+++ PROVIDED RECORDS

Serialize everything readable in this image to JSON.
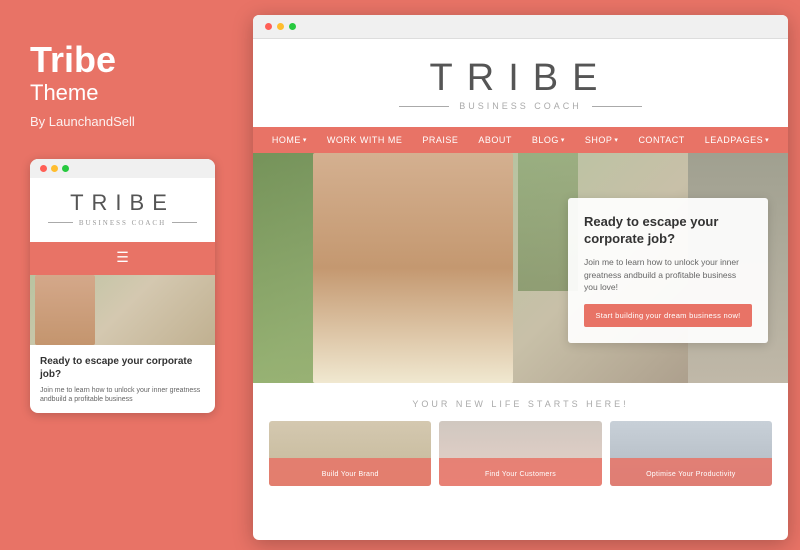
{
  "left": {
    "title": "Tribe",
    "subtitle": "Theme",
    "byline": "By LaunchandSell"
  },
  "mobile": {
    "logo": "TRIBE",
    "tagline": "BUSINESS COACH",
    "heading": "Ready to escape your corporate job?",
    "body": "Join me to learn how to unlock your inner greatness andbuild a profitable business"
  },
  "desktop": {
    "logo": "TRIBE",
    "tagline": "BUSINESS COACH",
    "nav": [
      {
        "label": "HOME",
        "has_arrow": true
      },
      {
        "label": "WORK WITH ME",
        "has_arrow": false
      },
      {
        "label": "PRAISE",
        "has_arrow": false
      },
      {
        "label": "ABOUT",
        "has_arrow": false
      },
      {
        "label": "BLOG",
        "has_arrow": true
      },
      {
        "label": "SHOP",
        "has_arrow": true
      },
      {
        "label": "CONTACT",
        "has_arrow": false
      },
      {
        "label": "LEADPAGES",
        "has_arrow": true
      }
    ],
    "hero_cta": {
      "title": "Ready to escape your corporate job?",
      "body": "Join me to learn how to unlock your inner greatness andbuild a profitable business you love!",
      "button": "Start building your dream business now!"
    },
    "section_label": "YOUR NEW LIFE STARTS HERE!",
    "cards": [
      {
        "label": "Build Your Brand"
      },
      {
        "label": "Find Your Customers"
      },
      {
        "label": "Optimise Your Productivity"
      }
    ]
  },
  "browser": {
    "dots": [
      "red",
      "yellow",
      "green"
    ]
  }
}
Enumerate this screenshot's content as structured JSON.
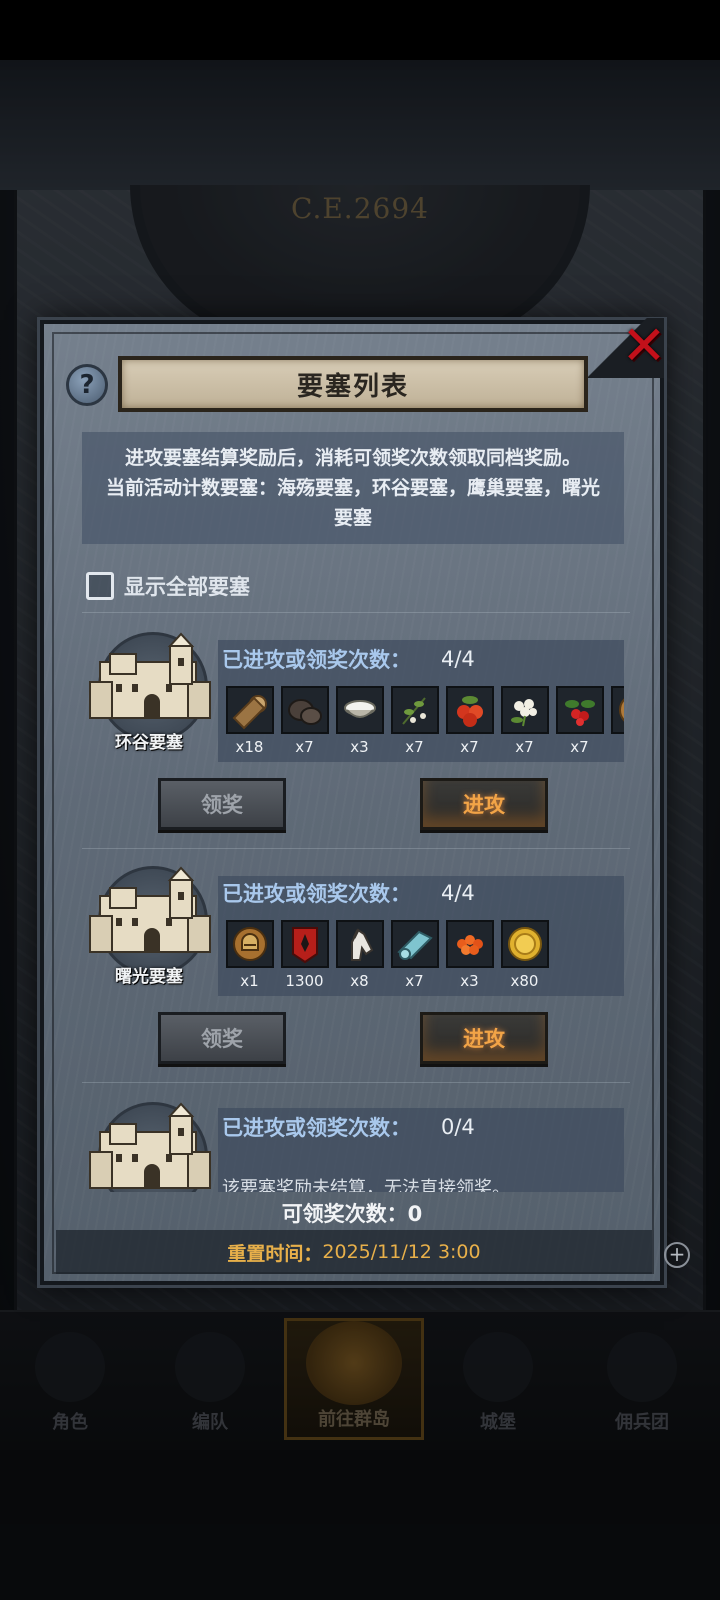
{
  "background": {
    "year": "C.E.2694"
  },
  "dialog": {
    "title": "要塞列表",
    "close_icon": "close-x-icon",
    "help_label": "?",
    "description": [
      "进攻要塞结算奖励后，消耗可领奖次数领取同档奖励。",
      "当前活动计数要塞：海殇要塞，环谷要塞，鹰巢要塞，曙光",
      "要塞"
    ],
    "show_all_label": "显示全部要塞",
    "show_all_checked": false,
    "count_label": "已进攻或领奖次数：",
    "claim_label": "领奖",
    "attack_label": "进攻",
    "fortresses": [
      {
        "name": "环谷要塞",
        "count": "4/4",
        "rewards": [
          {
            "icon": "wood-log-icon",
            "qty": "x18"
          },
          {
            "icon": "truffle-icon",
            "qty": "x7"
          },
          {
            "icon": "salt-bowl-icon",
            "qty": "x3"
          },
          {
            "icon": "herb-sprig-icon",
            "qty": "x7"
          },
          {
            "icon": "red-berries-icon",
            "qty": "x7"
          },
          {
            "icon": "white-flower-icon",
            "qty": "x7"
          },
          {
            "icon": "holly-berries-icon",
            "qty": "x7"
          },
          {
            "icon": "bronze-coin-icon",
            "qty": "x"
          }
        ]
      },
      {
        "name": "曙光要塞",
        "count": "4/4",
        "rewards": [
          {
            "icon": "knight-helmet-icon",
            "qty": "x1"
          },
          {
            "icon": "red-banner-icon",
            "qty": "1300"
          },
          {
            "icon": "horse-head-icon",
            "qty": "x8"
          },
          {
            "icon": "cloth-roll-icon",
            "qty": "x7"
          },
          {
            "icon": "orange-roe-icon",
            "qty": "x3"
          },
          {
            "icon": "gold-coin-icon",
            "qty": "x80"
          }
        ]
      },
      {
        "name": "",
        "count": "0/4",
        "notice": "该要塞奖励未结算，无法直接领奖。"
      }
    ],
    "claimable_text": "可领奖次数：0",
    "reset_label": "重置时间：",
    "reset_value": "2025/11/12 3:00"
  },
  "nav": {
    "items": [
      {
        "label": "角色",
        "icon": "knight-icon"
      },
      {
        "label": "编队",
        "icon": "helmet-icon"
      },
      {
        "label": "前往群岛",
        "icon": "compass-icon",
        "active": true
      },
      {
        "label": "城堡",
        "icon": "castle-icon"
      },
      {
        "label": "佣兵团",
        "icon": "mercenary-icon"
      }
    ]
  },
  "colors": {
    "accent_orange": "#f2a447",
    "count_label_blue": "#a9c8ec",
    "close_red": "#c3101a",
    "reset_gold": "#e8b04a"
  }
}
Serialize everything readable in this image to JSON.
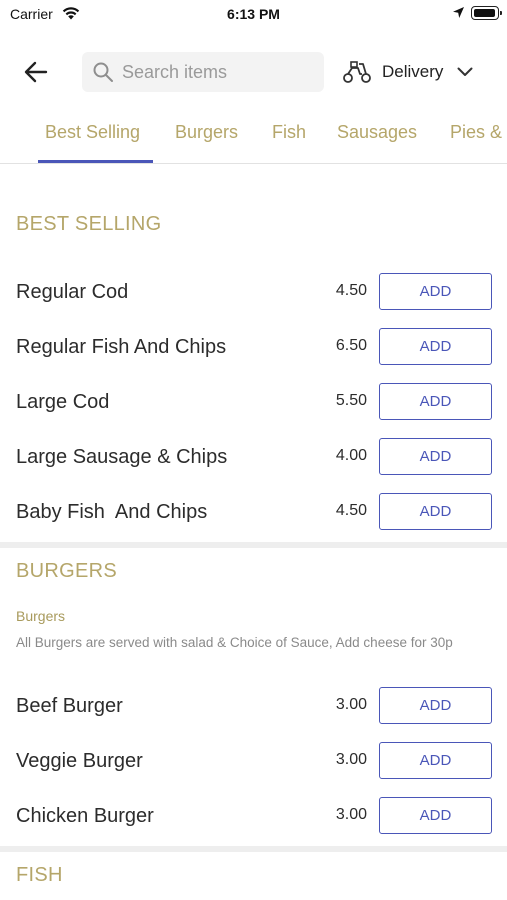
{
  "status": {
    "carrier": "Carrier",
    "time": "6:13 PM"
  },
  "header": {
    "search_placeholder": "Search items",
    "delivery_label": "Delivery"
  },
  "tabs": [
    "Best Selling",
    "Burgers",
    "Fish",
    "Sausages",
    "Pies &"
  ],
  "active_tab": "Best Selling",
  "colors": {
    "accent": "#4a56b8",
    "section_title": "#b5a66a"
  },
  "add_label": "ADD",
  "sections": {
    "best_selling": {
      "title": "BEST SELLING",
      "items": [
        {
          "name": "Regular Cod",
          "price": "4.50"
        },
        {
          "name": "Regular Fish And Chips",
          "price": "6.50"
        },
        {
          "name": "Large Cod",
          "price": "5.50"
        },
        {
          "name": "Large Sausage & Chips",
          "price": "4.00"
        },
        {
          "name": "Baby Fish  And Chips",
          "price": "4.50"
        }
      ]
    },
    "burgers": {
      "title": "BURGERS",
      "subtitle": "Burgers",
      "description": "All Burgers are served with salad & Choice of Sauce, Add cheese for 30p",
      "items": [
        {
          "name": "Beef Burger",
          "price": "3.00"
        },
        {
          "name": "Veggie Burger",
          "price": "3.00"
        },
        {
          "name": "Chicken Burger",
          "price": "3.00"
        }
      ]
    },
    "fish": {
      "title": "FISH"
    }
  }
}
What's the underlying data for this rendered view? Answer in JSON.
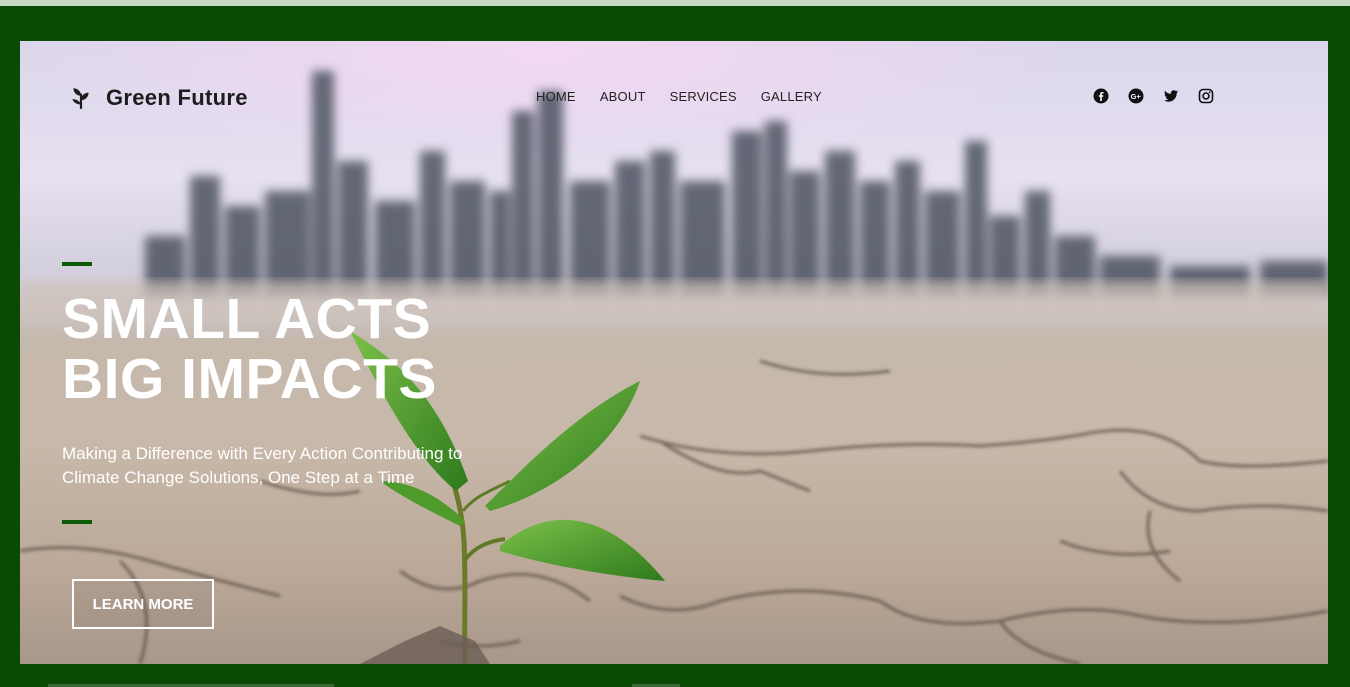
{
  "brand": {
    "name": "Green Future",
    "icon": "sprout-icon"
  },
  "nav": {
    "items": [
      "HOME",
      "ABOUT",
      "SERVICES",
      "GALLERY"
    ]
  },
  "social": {
    "icons": [
      "facebook-icon",
      "google-plus-icon",
      "twitter-icon",
      "instagram-icon"
    ]
  },
  "hero": {
    "headline_line1": "SMALL ACTS",
    "headline_line2": "BIG IMPACTS",
    "subtext": "Making a Difference with Every Action Contributing to Climate Change Solutions, One Step at a Time",
    "cta_label": "LEARN MORE"
  },
  "colors": {
    "frame": "#0b4a05",
    "accent": "#0b5a06",
    "text_light": "#ffffff",
    "text_dark": "#1d1d1d"
  }
}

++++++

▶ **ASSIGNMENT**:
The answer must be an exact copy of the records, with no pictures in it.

▶ **OUTPUT OF THE EXERCISE**:
Serialize everything readable in this image to JSON.
{
  "left": {
    "title": "Tribe",
    "subtitle": "Theme",
    "byline": "By LaunchandSell"
  },
  "mobile": {
    "logo": "TRIBE",
    "tagline": "BUSINESS COACH",
    "heading": "Ready to escape your corporate job?",
    "body": "Join me to learn how to unlock your inner greatness andbuild a profitable business"
  },
  "desktop": {
    "logo": "TRIBE",
    "tagline": "BUSINESS COACH",
    "nav": [
      {
        "label": "HOME",
        "has_arrow": true
      },
      {
        "label": "WORK WITH ME",
        "has_arrow": false
      },
      {
        "label": "PRAISE",
        "has_arrow": false
      },
      {
        "label": "ABOUT",
        "has_arrow": false
      },
      {
        "label": "BLOG",
        "has_arrow": true
      },
      {
        "label": "SHOP",
        "has_arrow": true
      },
      {
        "label": "CONTACT",
        "has_arrow": false
      },
      {
        "label": "LEADPAGES",
        "has_arrow": true
      }
    ],
    "hero_cta": {
      "title": "Ready to escape your corporate job?",
      "body": "Join me to learn how to unlock your inner greatness andbuild a profitable business you love!",
      "button": "Start building your dream business now!"
    },
    "section_label": "YOUR NEW LIFE STARTS HERE!",
    "cards": [
      {
        "label": "Build Your Brand"
      },
      {
        "label": "Find Your Customers"
      },
      {
        "label": "Optimise Your Productivity"
      }
    ]
  },
  "browser": {
    "dots": [
      "red",
      "yellow",
      "green"
    ]
  }
}
Enumerate this screenshot's content as structured JSON.
{
  "background": {
    "year": "C.E.2694"
  },
  "dialog": {
    "title": "要塞列表",
    "close_icon": "close-x-icon",
    "help_label": "?",
    "description": [
      "进攻要塞结算奖励后，消耗可领奖次数领取同档奖励。",
      "当前活动计数要塞：海殇要塞，环谷要塞，鹰巢要塞，曙光",
      "要塞"
    ],
    "show_all_label": "显示全部要塞",
    "show_all_checked": false,
    "count_label": "已进攻或领奖次数：",
    "claim_label": "领奖",
    "attack_label": "进攻",
    "fortresses": [
      {
        "name": "环谷要塞",
        "count": "4/4",
        "rewards": [
          {
            "icon": "wood-log-icon",
            "qty": "x18"
          },
          {
            "icon": "truffle-icon",
            "qty": "x7"
          },
          {
            "icon": "salt-bowl-icon",
            "qty": "x3"
          },
          {
            "icon": "herb-sprig-icon",
            "qty": "x7"
          },
          {
            "icon": "red-berries-icon",
            "qty": "x7"
          },
          {
            "icon": "white-flower-icon",
            "qty": "x7"
          },
          {
            "icon": "holly-berries-icon",
            "qty": "x7"
          },
          {
            "icon": "bronze-coin-icon",
            "qty": "x"
          }
        ]
      },
      {
        "name": "曙光要塞",
        "count": "4/4",
        "rewards": [
          {
            "icon": "knight-helmet-icon",
            "qty": "x1"
          },
          {
            "icon": "red-banner-icon",
            "qty": "1300"
          },
          {
            "icon": "horse-head-icon",
            "qty": "x8"
          },
          {
            "icon": "cloth-roll-icon",
            "qty": "x7"
          },
          {
            "icon": "orange-roe-icon",
            "qty": "x3"
          },
          {
            "icon": "gold-coin-icon",
            "qty": "x80"
          }
        ]
      },
      {
        "name": "",
        "count": "0/4",
        "notice": "该要塞奖励未结算，无法直接领奖。"
      }
    ],
    "claimable_text": "可领奖次数：0",
    "reset_label": "重置时间：",
    "reset_value": "2025/11/12 3:00"
  },
  "nav": {
    "items": [
      {
        "label": "角色",
        "icon": "knight-icon"
      },
      {
        "label": "编队",
        "icon": "helmet-icon"
      },
      {
        "label": "前往群岛",
        "icon": "compass-icon",
        "active": true
      },
      {
        "label": "城堡",
        "icon": "castle-icon"
      },
      {
        "label": "佣兵团",
        "icon": "mercenary-icon"
      }
    ]
  },
  "colors": {
    "accent_orange": "#f2a447",
    "count_label_blue": "#a9c8ec",
    "close_red": "#c3101a",
    "reset_gold": "#e8b04a"
  }
}
Serialize everything readable in this image to JSON.
{
  "status": {
    "carrier": "Carrier",
    "time": "6:13 PM"
  },
  "header": {
    "search_placeholder": "Search items",
    "delivery_label": "Delivery"
  },
  "tabs": [
    "Best Selling",
    "Burgers",
    "Fish",
    "Sausages",
    "Pies &"
  ],
  "active_tab": "Best Selling",
  "colors": {
    "accent": "#4a56b8",
    "section_title": "#b5a66a"
  },
  "add_label": "ADD",
  "sections": {
    "best_selling": {
      "title": "BEST SELLING",
      "items": [
        {
          "name": "Regular Cod",
          "price": "4.50"
        },
        {
          "name": "Regular Fish And Chips",
          "price": "6.50"
        },
        {
          "name": "Large Cod",
          "price": "5.50"
        },
        {
          "name": "Large Sausage & Chips",
          "price": "4.00"
        },
        {
          "name": "Baby Fish  And Chips",
          "price": "4.50"
        }
      ]
    },
    "burgers": {
      "title": "BURGERS",
      "subtitle": "Burgers",
      "description": "All Burgers are served with salad & Choice of Sauce, Add cheese for 30p",
      "items": [
        {
          "name": "Beef Burger",
          "price": "3.00"
        },
        {
          "name": "Veggie Burger",
          "price": "3.00"
        },
        {
          "name": "Chicken Burger",
          "price": "3.00"
        }
      ]
    },
    "fish": {
      "title": "FISH"
    }
  }
}
What's the underlying data for this rendered view? Answer in JSON.
{
  "brand": {
    "name": "Green Future",
    "icon": "sprout-icon"
  },
  "nav": {
    "items": [
      "HOME",
      "ABOUT",
      "SERVICES",
      "GALLERY"
    ]
  },
  "social": {
    "icons": [
      "facebook-icon",
      "google-plus-icon",
      "twitter-icon",
      "instagram-icon"
    ]
  },
  "hero": {
    "headline_line1": "SMALL ACTS",
    "headline_line2": "BIG IMPACTS",
    "subtext": "Making a Difference with Every Action Contributing to Climate Change Solutions, One Step at a Time",
    "cta_label": "LEARN MORE"
  },
  "colors": {
    "frame": "#0b4a05",
    "accent": "#0b5a06",
    "text_light": "#ffffff",
    "text_dark": "#1d1d1d"
  }
}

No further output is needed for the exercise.